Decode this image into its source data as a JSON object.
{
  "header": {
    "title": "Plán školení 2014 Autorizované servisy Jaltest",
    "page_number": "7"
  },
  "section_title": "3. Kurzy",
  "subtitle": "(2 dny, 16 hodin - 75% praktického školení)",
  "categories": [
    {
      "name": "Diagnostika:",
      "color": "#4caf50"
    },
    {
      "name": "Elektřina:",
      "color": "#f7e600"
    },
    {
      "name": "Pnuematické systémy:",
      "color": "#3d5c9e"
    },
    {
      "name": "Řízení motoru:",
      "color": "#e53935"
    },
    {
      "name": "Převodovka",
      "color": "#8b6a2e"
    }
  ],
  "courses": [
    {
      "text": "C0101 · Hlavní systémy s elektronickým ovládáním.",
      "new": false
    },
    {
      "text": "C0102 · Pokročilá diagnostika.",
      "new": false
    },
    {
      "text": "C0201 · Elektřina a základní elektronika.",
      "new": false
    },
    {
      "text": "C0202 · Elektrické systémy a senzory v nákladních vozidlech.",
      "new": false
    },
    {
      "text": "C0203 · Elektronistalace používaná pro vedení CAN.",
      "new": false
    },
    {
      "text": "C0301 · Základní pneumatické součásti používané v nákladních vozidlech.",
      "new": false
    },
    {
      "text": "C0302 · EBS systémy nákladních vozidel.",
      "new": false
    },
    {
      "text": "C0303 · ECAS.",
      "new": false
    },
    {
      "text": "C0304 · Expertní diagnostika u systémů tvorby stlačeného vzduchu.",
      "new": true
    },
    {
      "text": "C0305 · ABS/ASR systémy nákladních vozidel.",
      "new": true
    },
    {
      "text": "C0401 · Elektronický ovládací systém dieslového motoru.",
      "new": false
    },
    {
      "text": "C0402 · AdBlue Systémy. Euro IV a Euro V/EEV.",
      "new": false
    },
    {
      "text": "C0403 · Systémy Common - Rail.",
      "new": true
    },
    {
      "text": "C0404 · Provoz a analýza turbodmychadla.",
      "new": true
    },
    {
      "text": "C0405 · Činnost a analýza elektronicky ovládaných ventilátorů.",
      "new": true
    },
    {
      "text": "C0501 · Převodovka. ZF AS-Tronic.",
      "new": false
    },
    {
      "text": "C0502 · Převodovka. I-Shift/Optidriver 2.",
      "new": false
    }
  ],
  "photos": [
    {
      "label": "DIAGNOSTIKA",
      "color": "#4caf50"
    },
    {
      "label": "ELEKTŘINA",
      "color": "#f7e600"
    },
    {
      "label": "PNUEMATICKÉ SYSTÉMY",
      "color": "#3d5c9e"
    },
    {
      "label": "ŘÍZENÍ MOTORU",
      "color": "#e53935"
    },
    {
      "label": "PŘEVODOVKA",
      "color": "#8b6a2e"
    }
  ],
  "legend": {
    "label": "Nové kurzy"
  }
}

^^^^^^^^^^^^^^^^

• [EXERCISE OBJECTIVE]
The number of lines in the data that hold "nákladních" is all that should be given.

• [EXERCISE RESULT]
4